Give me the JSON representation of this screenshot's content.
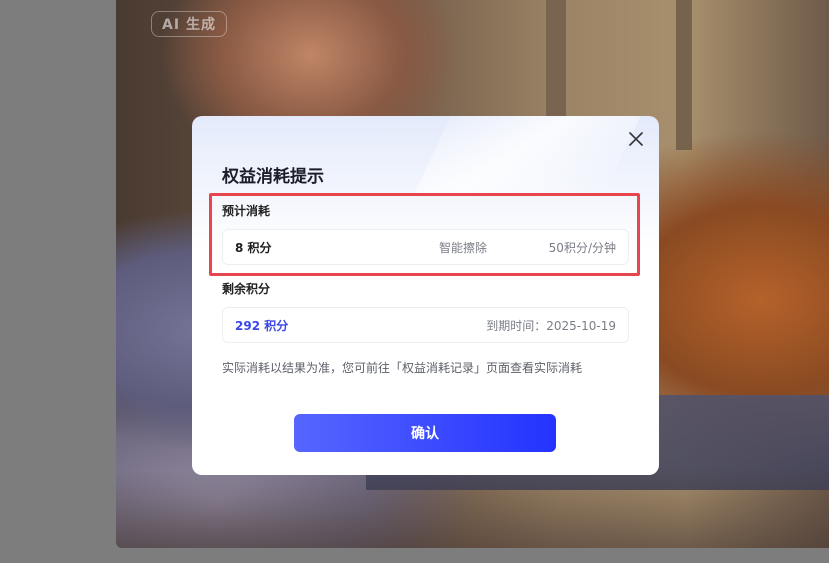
{
  "background": {
    "badge": "AI 生成"
  },
  "modal": {
    "title": "权益消耗提示",
    "estimated": {
      "label": "预计消耗",
      "amount": "8 积分",
      "feature": "智能擦除",
      "rate": "50积分/分钟"
    },
    "remaining": {
      "label": "剩余积分",
      "amount": "292 积分",
      "expiry": "到期时间：2025-10-19"
    },
    "note": "实际消耗以结果为准，您可前往「权益消耗记录」页面查看实际消耗",
    "confirm_label": "确认"
  },
  "colors": {
    "accent": "#2433ff",
    "highlight": "#e8464e",
    "remaining_amount": "#3a47e8"
  },
  "icons": {
    "close": "close-icon"
  }
}
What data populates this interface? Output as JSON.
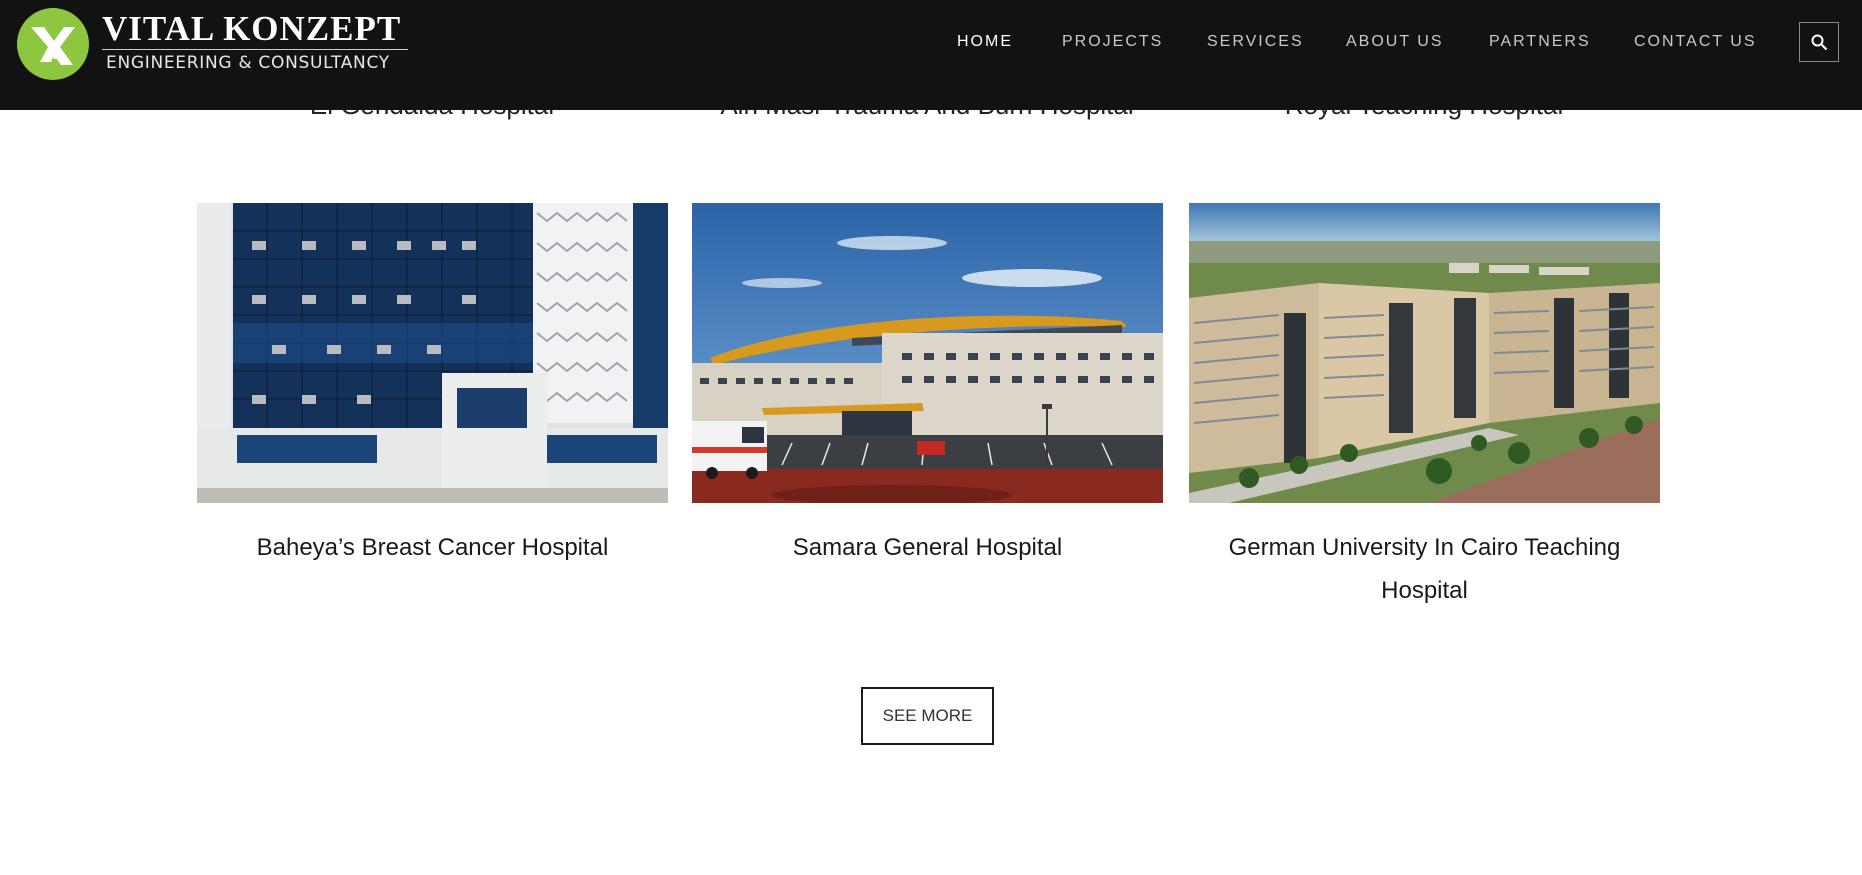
{
  "brand": {
    "name": "VITAL KONZEPT",
    "tagline": "ENGINEERING & CONSULTANCY",
    "accent": "#8dc63f"
  },
  "nav": {
    "items": [
      {
        "label": "HOME",
        "active": true
      },
      {
        "label": "PROJECTS",
        "active": false
      },
      {
        "label": "SERVICES",
        "active": false
      },
      {
        "label": "ABOUT US",
        "active": false
      },
      {
        "label": "PARTNERS",
        "active": false
      },
      {
        "label": "CONTACT US",
        "active": false
      }
    ],
    "search_icon": "search-icon"
  },
  "previous_row_captions": [
    "El Gendaida Hospital",
    "Ain Masr Trauma And Burn Hospital",
    "Royal Teaching Hospital"
  ],
  "projects": [
    {
      "title": "Baheya’s Breast Cancer Hospital"
    },
    {
      "title": "Samara General Hospital"
    },
    {
      "title": "German University In Cairo Teaching Hospital"
    }
  ],
  "see_more_label": "SEE MORE",
  "colors": {
    "header_bg": "#121212",
    "nav_active": "#ffffff",
    "nav_inactive": "#c9c9c9",
    "text": "#1a1a1a"
  }
}
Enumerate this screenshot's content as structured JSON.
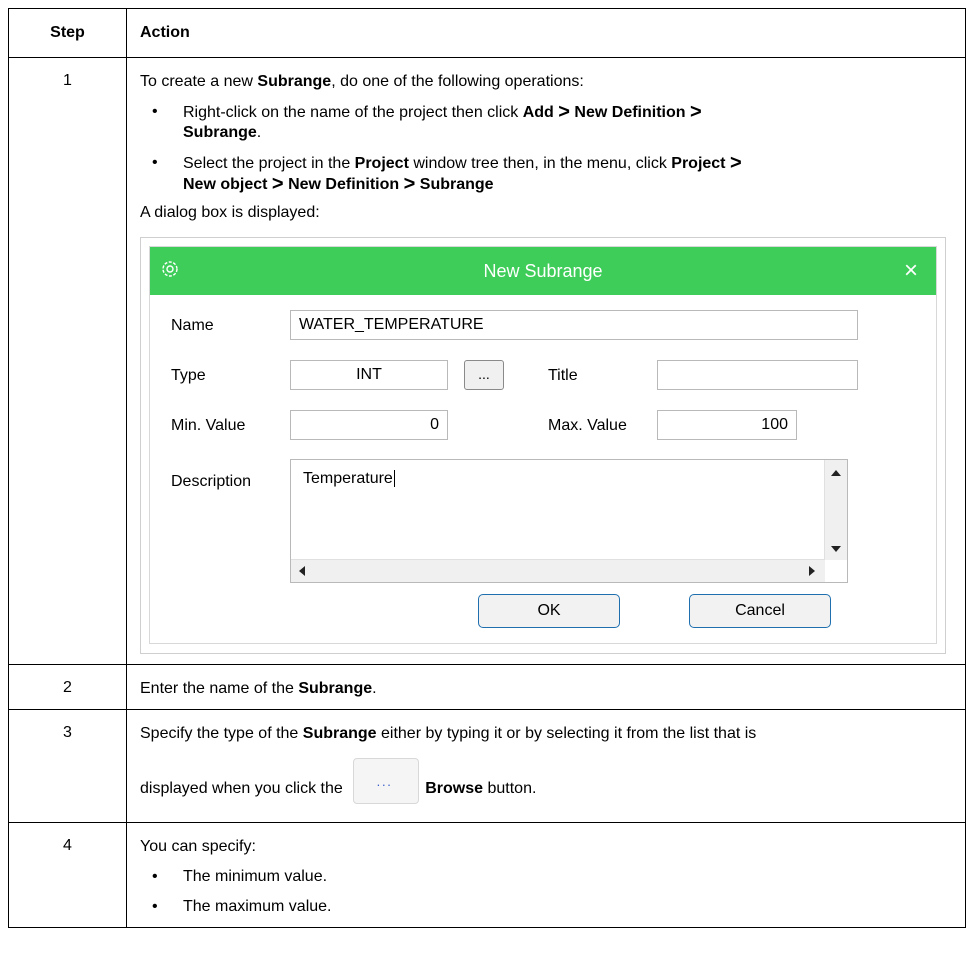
{
  "table": {
    "header_step": "Step",
    "header_action": "Action",
    "rows": [
      {
        "step": "1"
      },
      {
        "step": "2"
      },
      {
        "step": "3"
      },
      {
        "step": "4"
      }
    ]
  },
  "row1": {
    "intro_pre": "To create a new ",
    "intro_bold": "Subrange",
    "intro_post": ", do one of the following operations:",
    "b1_pre": "Right-click on the name of the project then click ",
    "b1_add": "Add",
    "b1_newdef": "New Definition",
    "b1_sub": "Subrange",
    "b1_end": ".",
    "b2_pre": "Select the project in the ",
    "b2_project": "Project",
    "b2_mid": " window tree then, in the menu, click ",
    "b2_project2": "Project",
    "b2_newobj": "New object",
    "b2_newdef": "New Definition",
    "b2_sub": "Subrange",
    "arrow": ">",
    "dialog_note": "A dialog box is displayed:"
  },
  "dialog": {
    "title": "New Subrange",
    "close": "×",
    "name_label": "Name",
    "name_value": "WATER_TEMPERATURE",
    "type_label": "Type",
    "type_value": "INT",
    "browse_label": "...",
    "title_label": "Title",
    "title_value": "",
    "min_label": "Min. Value",
    "min_value": "0",
    "max_label": "Max. Value",
    "max_value": "100",
    "desc_label": "Description",
    "desc_value": "Temperature",
    "ok": "OK",
    "cancel": "Cancel",
    "accent": "#3dcd58"
  },
  "row2": {
    "pre": "Enter the name of the ",
    "bold": "Subrange",
    "post": "."
  },
  "row3": {
    "pre": "Specify the type of the ",
    "bold": "Subrange",
    "post": " either by typing it or by selecting it from the list that is",
    "line2_pre": "displayed when you click the ",
    "browse": "Browse",
    "line2_post": " button."
  },
  "row4": {
    "intro": "You can specify:",
    "items": [
      "The minimum value.",
      "The maximum value."
    ]
  }
}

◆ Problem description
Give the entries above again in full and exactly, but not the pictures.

◆ Problem solution
Give me the JSON representation of this screenshot's content.
{
  "background": {
    "badge": "AI 生成"
  },
  "modal": {
    "title": "权益消耗提示",
    "estimated": {
      "label": "预计消耗",
      "amount": "8 积分",
      "feature": "智能擦除",
      "rate": "50积分/分钟"
    },
    "remaining": {
      "label": "剩余积分",
      "amount": "292 积分",
      "expiry": "到期时间：2025-10-19"
    },
    "note": "实际消耗以结果为准，您可前往「权益消耗记录」页面查看实际消耗",
    "confirm_label": "确认"
  },
  "colors": {
    "accent": "#2433ff",
    "highlight": "#e8464e",
    "remaining_amount": "#3a47e8"
  },
  "icons": {
    "close": "close-icon"
  }
}
What data populates this interface? Output as JSON.
{
  "brand": {
    "name": "VITAL KONZEPT",
    "tagline": "ENGINEERING & CONSULTANCY",
    "accent": "#8dc63f"
  },
  "nav": {
    "items": [
      {
        "label": "HOME",
        "active": true
      },
      {
        "label": "PROJECTS",
        "active": false
      },
      {
        "label": "SERVICES",
        "active": false
      },
      {
        "label": "ABOUT US",
        "active": false
      },
      {
        "label": "PARTNERS",
        "active": false
      },
      {
        "label": "CONTACT US",
        "active": false
      }
    ],
    "search_icon": "search-icon"
  },
  "previous_row_captions": [
    "El Gendaida Hospital",
    "Ain Masr Trauma And Burn Hospital",
    "Royal Teaching Hospital"
  ],
  "projects": [
    {
      "title": "Baheya’s Breast Cancer Hospital"
    },
    {
      "title": "Samara General Hospital"
    },
    {
      "title": "German University In Cairo Teaching Hospital"
    }
  ],
  "see_more_label": "SEE MORE",
  "colors": {
    "header_bg": "#121212",
    "nav_active": "#ffffff",
    "nav_inactive": "#c9c9c9",
    "text": "#1a1a1a"
  }
}
Enumerate this screenshot's content as structured JSON.
{
  "table": {
    "header_step": "Step",
    "header_action": "Action",
    "rows": [
      {
        "step": "1"
      },
      {
        "step": "2"
      },
      {
        "step": "3"
      },
      {
        "step": "4"
      }
    ]
  },
  "row1": {
    "intro_pre": "To create a new ",
    "intro_bold": "Subrange",
    "intro_post": ", do one of the following operations:",
    "b1_pre": "Right-click on the name of the project then click ",
    "b1_add": "Add",
    "b1_newdef": "New Definition",
    "b1_sub": "Subrange",
    "b1_end": ".",
    "b2_pre": "Select the project in the ",
    "b2_project": "Project",
    "b2_mid": " window tree then, in the menu, click ",
    "b2_project2": "Project",
    "b2_newobj": "New object",
    "b2_newdef": "New Definition",
    "b2_sub": "Subrange",
    "arrow": ">",
    "dialog_note": "A dialog box is displayed:"
  },
  "dialog": {
    "title": "New Subrange",
    "close": "×",
    "name_label": "Name",
    "name_value": "WATER_TEMPERATURE",
    "type_label": "Type",
    "type_value": "INT",
    "browse_label": "...",
    "title_label": "Title",
    "title_value": "",
    "min_label": "Min. Value",
    "min_value": "0",
    "max_label": "Max. Value",
    "max_value": "100",
    "desc_label": "Description",
    "desc_value": "Temperature",
    "ok": "OK",
    "cancel": "Cancel",
    "accent": "#3dcd58"
  },
  "row2": {
    "pre": "Enter the name of the ",
    "bold": "Subrange",
    "post": "."
  },
  "row3": {
    "pre": "Specify the type of the ",
    "bold": "Subrange",
    "post": " either by typing it or by selecting it from the list that is",
    "line2_pre": "displayed when you click the ",
    "browse": "Browse",
    "line2_post": " button."
  },
  "row4": {
    "intro": "You can specify:",
    "items": [
      "The minimum value.",
      "The maximum value."
    ]
  }
}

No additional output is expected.